Having thus given our sentiments res pecting the Jewish sabbath, I hope none will infer from thence, that I would discourage the observance of the first day of the week, as a day of rest, religious retirement, and attendance of meetings for divine worship; for, this I highly approve, and wish to see duly observed; and which having been ever practised by our society; I am now disposed to state our reasons for so doing. Although we do not believe the first day of the week, is either the antitype of the Jewish, or yet is the true Christian sabbath, which we view as having a more excellent and spiritual meaning, nor can we believe that there is any inherent holiness in the first day more than any other; fully believing, that all days are alike holy in the sight of God our Creator; and that we are under equal obligations on every day to walk in fear and reverence before him; yet we consider the setting apart of one day in seven for cessation from business, and for attending on public worship, and other religious services, a reasonable duty; judg
Rom. xiv. 5.
ing it fit, at some times, to be freed from our outward concerns; and that servants and beasts have time allowed them to be eased from their continual labour; and seeing that professing christians generally use the first day of the week for these purposes; and as the law of the land prohibits labour on this day, we find ourselves sufficiently induced to do so likewise; without straining the Scriptures for any other reason, which, we are fully convinced, is not to be found in them.

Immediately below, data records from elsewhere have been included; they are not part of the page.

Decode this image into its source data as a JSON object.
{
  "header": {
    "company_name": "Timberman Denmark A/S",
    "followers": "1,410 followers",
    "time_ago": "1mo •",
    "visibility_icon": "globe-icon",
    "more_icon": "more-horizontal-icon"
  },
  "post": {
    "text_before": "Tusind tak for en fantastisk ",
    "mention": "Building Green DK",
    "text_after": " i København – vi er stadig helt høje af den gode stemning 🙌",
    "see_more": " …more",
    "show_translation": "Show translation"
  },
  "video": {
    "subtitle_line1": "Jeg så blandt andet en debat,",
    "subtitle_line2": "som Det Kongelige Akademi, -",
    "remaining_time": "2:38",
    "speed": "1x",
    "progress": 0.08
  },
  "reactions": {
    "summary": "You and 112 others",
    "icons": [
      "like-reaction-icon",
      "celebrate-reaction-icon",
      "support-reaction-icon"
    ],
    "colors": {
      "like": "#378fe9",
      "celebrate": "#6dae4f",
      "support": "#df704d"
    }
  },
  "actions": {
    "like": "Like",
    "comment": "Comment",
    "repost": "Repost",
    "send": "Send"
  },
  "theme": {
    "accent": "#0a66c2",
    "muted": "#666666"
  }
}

For these reasons, we hold our meetings on the first day of the week; and, I trust, we as carefully abstain from doing any thing that would interrupt devotional acts, as most other societies; and, as we believe it our indispensable duty to meet often together for the purpose of divine worship, we have not considered one day in seven as sufficient to be set apart for this purpose; and, therefore, we hold our religious meetings regularly on two days in the week; and ever have done so, from the first establishment of our society.
In page 26, I find his fourth charge in these words: "The Quakers deny the doctrine of the resurrection of the body."
In which of our authors he has found this denial, he does not say; nor do I know where to find it.
Page 27, he proceeds, "When you ask a "Quaker if he believes in the resurrection "of the body? he will say, yes; I believe "in a resurrection. You are ready to re"ceive his answer as plain and full; but "when he explains his doctrine he pretends "to be so spiritual and wise, that instead "of the resurrection of the body, he only "holds a raising of the soul from a state of "death in sin. Is it not strange, that "Quakers do not know that they quibble "and use duplicity by answering a plain "question in such an evasive manner? The "resurrection of the body, and redemption "of the soul, are two things.'
And in page 28, he adds, "They will say, "Ah! I believe in a resurrection. And by "such ambiguous terms and words, they ❝evade a direct answer, for they do not "mean that they believe in the resurrection "of the body. Therefore they transgress "one of their own (and by them considered "very essential) rules, viz. to use plain "language; that is, speak as you mean, "and not tell lies to God or man. For Homer says, He who speaks contrary to